China Rivaling British in Crackdown on Critical Journalism
The American press is (rightly) outraged by the news that Chinese officials showed up unannounced to “inspect” Bloomberg’s Chinese bureaus.
In what appears to be a conspicuous show of displeasure, Chinese authorities conducted unannounced “inspections” at Bloomberg News bureaus in Beijing and Shanghai in the final days of November, Fortune has learned. The visits followed media reports that Bloomberg cancelled a year-long investigation on financial ties between a Chinese billionaire and government officials.
Details of the inspections, conducted on the same day at the news bureaus in Beijing and Shanghai, are sketchy. It’s unclear how many officials were present or what government agency they represented. Different sources say, variously, that the visits were characterized as “security inspections” or “safety inspections.” But journalists inside Bloomberg view the appearance by civil government officials (they weren’t police) as an act of intimidation—precisely the reaction Bloomberg was eager to avoid.
And David Cameron told his Chinese hosts he was unhappy that Bloomberg reporter Robert Hutton was excluded from a joint press conference with him and Li Keqiang.
Downing Street has protested to the Chinese authorities about a “completely inappropriate” decision to bar a British journalist from a press conference in Beijing with David Cameron and his Chinese counterpart, Li Keqiang.
No 10 raised “deep concerns” on two occasions with Chinese officials after the foreign ministry excluded Robert Hutton, a political journalist with the US wire service Bloomberg, from the event at the Great Hall of the People on Monday.
Really, though, Cameron might have instead offered the Chinese tips about how satisfying it is to force a transnational journalistic outlet to destroy its hard drives with a power drill when shadowy figures show up in the name of “security.” For all the outrage directed at China, after all, the UK is not above aggressive censorship of damning information about its own government.

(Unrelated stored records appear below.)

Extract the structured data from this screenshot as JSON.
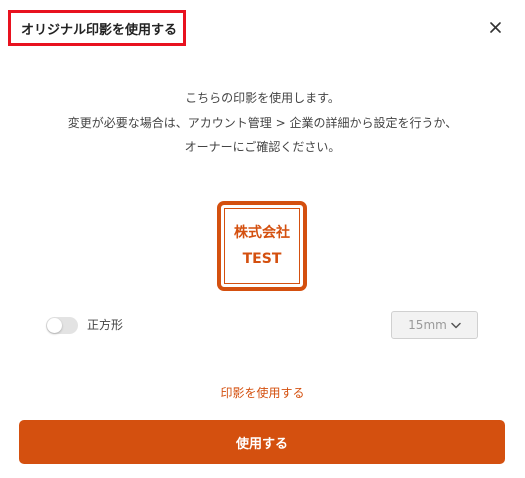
{
  "dialog": {
    "title": "オリジナル印影を使用する",
    "close_icon": "close-icon"
  },
  "description": {
    "line1": "こちらの印影を使用します。",
    "line2": "変更が必要な場合は、アカウント管理 > 企業の詳細から設定を行うか、",
    "line3": "オーナーにご確認ください。"
  },
  "stamp": {
    "line1": "株式会社",
    "line2": "TEST",
    "color": "#d4500f"
  },
  "square_toggle": {
    "label": "正方形",
    "checked": false
  },
  "size_select": {
    "value": "15mm",
    "icon": "chevron-down-icon"
  },
  "use_link": "印影を使用する",
  "use_button": "使用する",
  "colors": {
    "accent": "#d4500f",
    "highlight_border": "#e8121f"
  }
}
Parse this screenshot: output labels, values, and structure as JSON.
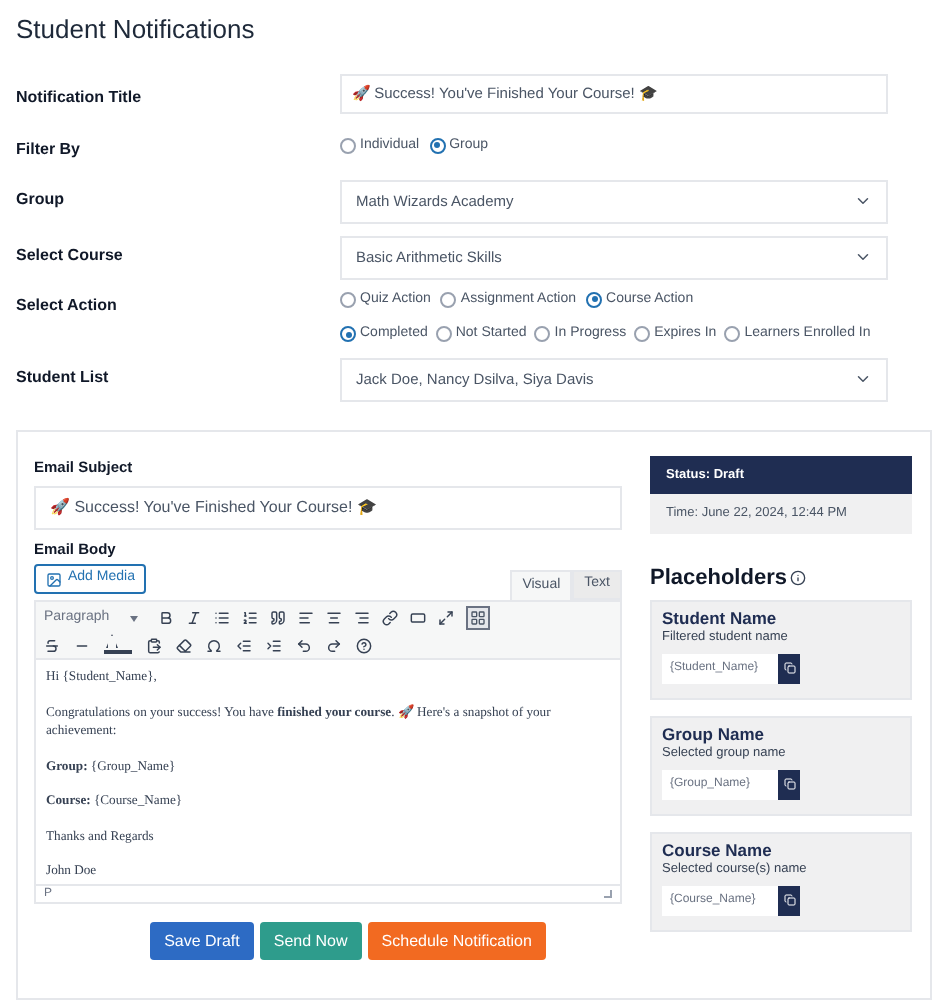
{
  "title": "Student Notifications",
  "form": {
    "notification_title": {
      "label": "Notification Title",
      "value": "🚀 Success! You've Finished Your Course! 🎓"
    },
    "filter_by": {
      "label": "Filter By",
      "options": [
        {
          "label": "Individual",
          "selected": false
        },
        {
          "label": "Group",
          "selected": true
        }
      ]
    },
    "group": {
      "label": "Group",
      "value": "Math Wizards Academy"
    },
    "select_course": {
      "label": "Select Course",
      "value": "Basic Arithmetic Skills"
    },
    "select_action": {
      "label": "Select Action",
      "actions": [
        {
          "label": "Quiz Action",
          "selected": false
        },
        {
          "label": "Assignment Action",
          "selected": false
        },
        {
          "label": "Course Action",
          "selected": true
        }
      ],
      "statuses": [
        {
          "label": "Completed",
          "selected": true
        },
        {
          "label": "Not Started",
          "selected": false
        },
        {
          "label": "In Progress",
          "selected": false
        },
        {
          "label": "Expires In",
          "selected": false
        },
        {
          "label": "Learners Enrolled In",
          "selected": false
        }
      ]
    },
    "student_list": {
      "label": "Student List",
      "value": "Jack Doe, Nancy Dsilva, Siya Davis"
    }
  },
  "email": {
    "subject_label": "Email Subject",
    "subject": "🚀 Success! You've Finished Your Course! 🎓",
    "body_label": "Email Body",
    "add_media": "Add Media",
    "tabs": [
      {
        "label": "Visual",
        "selected": true
      },
      {
        "label": "Text",
        "selected": false
      }
    ],
    "format": "Paragraph",
    "toolbar_toggle_on": true,
    "body": [
      "Hi {Student_Name},",
      "Congratulations on your success! You have **finished your course**. 🚀 Here's a snapshot of your achievement:",
      "**Group:** {Group_Name}",
      "**Course:** {Course_Name}",
      "Thanks and Regards",
      "John Doe"
    ],
    "path": "P"
  },
  "buttons": [
    {
      "label": "Save Draft",
      "kind": "save"
    },
    {
      "label": "Send Now",
      "kind": "send"
    },
    {
      "label": "Schedule Notification",
      "kind": "schedule"
    }
  ],
  "status": {
    "title": "Status: Draft",
    "time": "Time: June 22, 2024, 12:44 PM"
  },
  "placeholders": {
    "title": "Placeholders",
    "items": [
      {
        "name": "Student Name",
        "description": "Filtered student name",
        "token": "{Student_Name}"
      },
      {
        "name": "Group Name",
        "description": "Selected group name",
        "token": "{Group_Name}"
      },
      {
        "name": "Course Name",
        "description": "Selected course(s) name",
        "token": "{Course_Name}"
      }
    ]
  }
}
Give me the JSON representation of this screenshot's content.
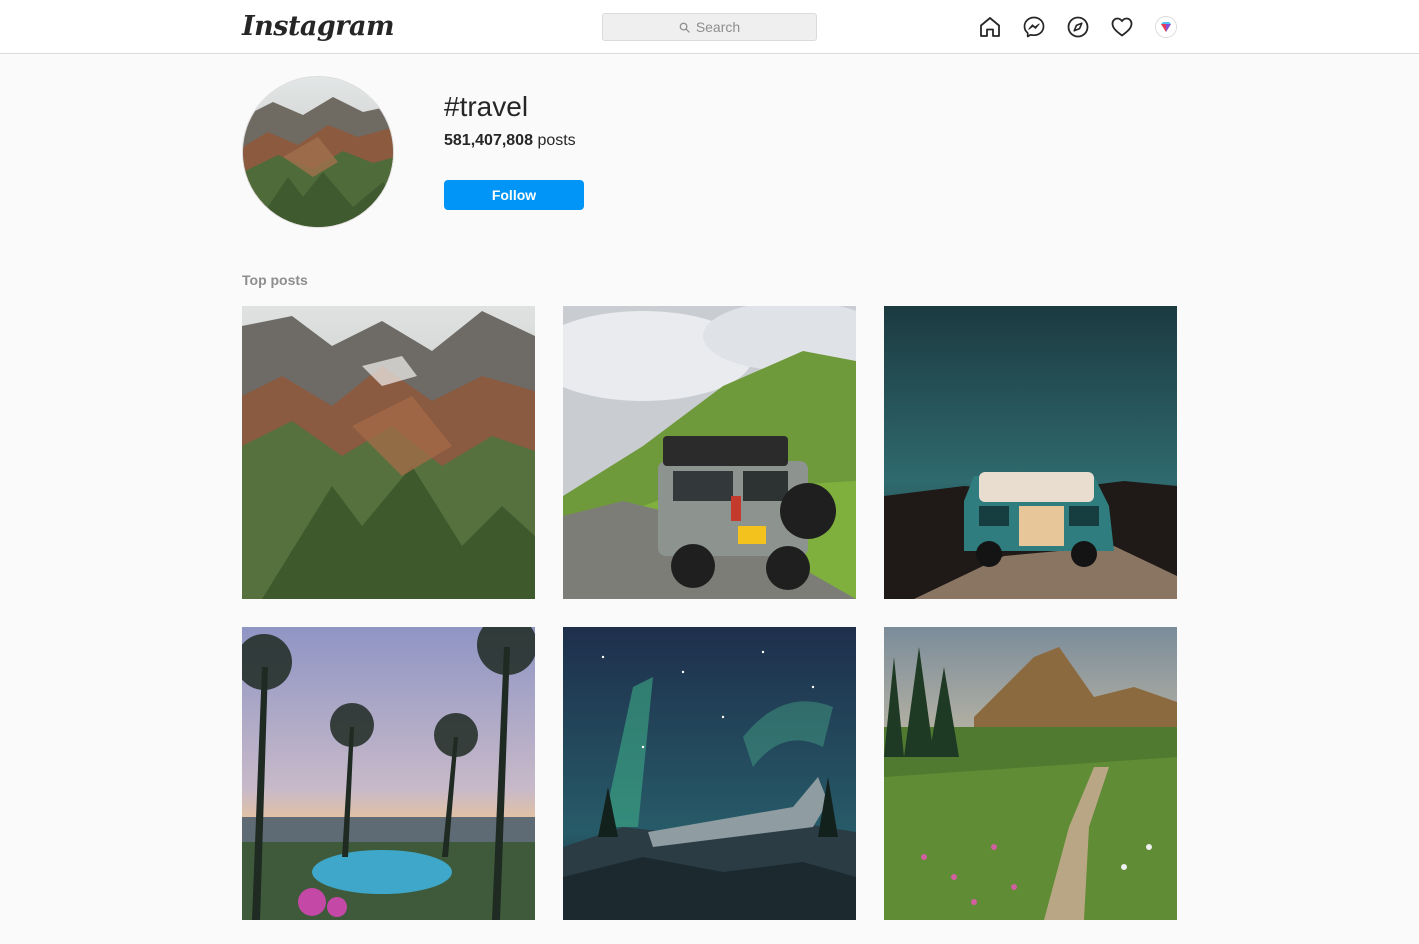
{
  "header": {
    "logo": "Instagram",
    "search_placeholder": "Search",
    "icons": [
      "home-icon",
      "messenger-icon",
      "explore-icon",
      "heart-icon",
      "profile-avatar"
    ]
  },
  "hashtag": {
    "title": "#travel",
    "post_count": "581,407,808",
    "post_count_suffix": "posts",
    "follow_label": "Follow"
  },
  "section": {
    "top_posts_label": "Top posts"
  },
  "posts": [
    {
      "subject": "colorful-mountains"
    },
    {
      "subject": "offroad-vehicle-hills"
    },
    {
      "subject": "camper-van-night"
    },
    {
      "subject": "palm-trees-sunset-pool"
    },
    {
      "subject": "aurora-plane-wreck"
    },
    {
      "subject": "mountain-meadow-trail"
    }
  ],
  "colors": {
    "accent": "#0095f6",
    "text": "#262626",
    "muted": "#8e8e8e",
    "border": "#dbdbdb",
    "background": "#fafafa"
  }
}
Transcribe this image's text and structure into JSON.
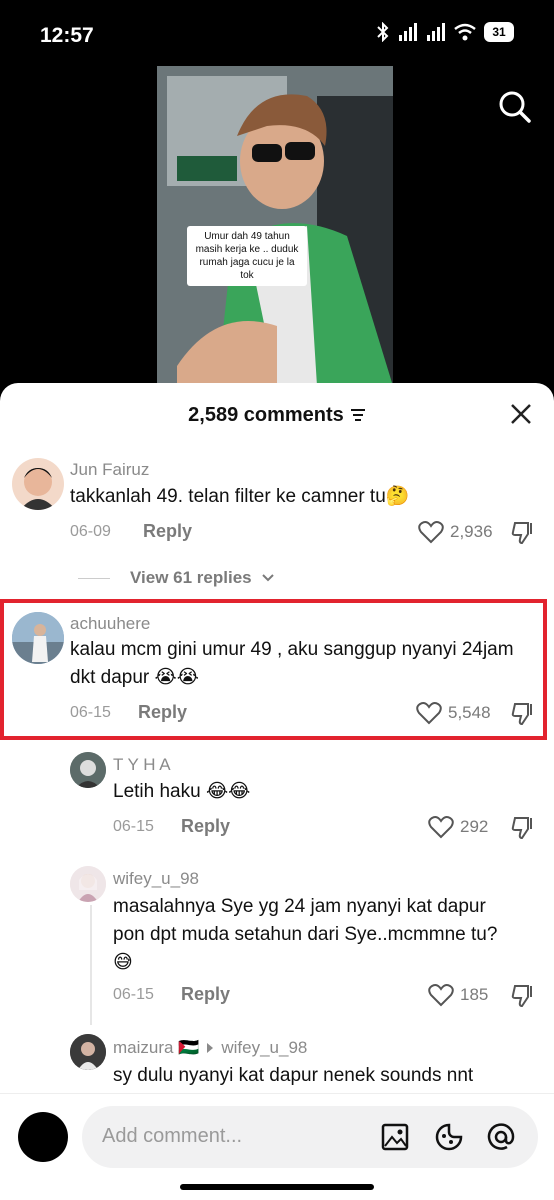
{
  "status": {
    "time": "12:57",
    "battery": "31"
  },
  "video": {
    "caption": "Umur dah 49 tahun masih kerja ke .. duduk rumah jaga cucu je la tok"
  },
  "sheet": {
    "title": "2,589 comments"
  },
  "comments": [
    {
      "username": "Jun Fairuz",
      "text": "takkanlah 49. telan filter ke camner tu🤔",
      "date": "06-09",
      "reply": "Reply",
      "likes": "2,936"
    },
    {
      "username": "achuuhere",
      "text": "kalau mcm gini umur 49 , aku sanggup nyanyi 24jam dkt dapur 😭😭",
      "date": "06-15",
      "reply": "Reply",
      "likes": "5,548"
    },
    {
      "username": "T Y H A",
      "text": "Letih haku 😂😂",
      "date": "06-15",
      "reply": "Reply",
      "likes": "292"
    },
    {
      "username": "wifey_u_98",
      "text": "masalahnya Sye yg 24 jam nyanyi kat dapur pon dpt muda setahun dari Sye..mcmmne tu?😅",
      "date": "06-15",
      "reply": "Reply",
      "likes": "185"
    },
    {
      "username": "maizura 🇵🇸",
      "reply_to": "wifey_u_98",
      "text": "sy dulu nyanyi kat dapur nenek sounds nnt"
    }
  ],
  "view_replies": "View 61 replies",
  "input": {
    "placeholder": "Add comment..."
  }
}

While the home of the Magna Carta chooses to use such persecution when a newspaper threatens to expose that it is really a surveillance state, the “Communist” leaders in China need to squelch stories of their own enrichment and corruption. But both are engaged in a similar paranoid suppression of news stories that goes to the heart of the fictions mobilized to rationalize their rule.
Which makes it rather telling that the Chinese example is getting so much more attention.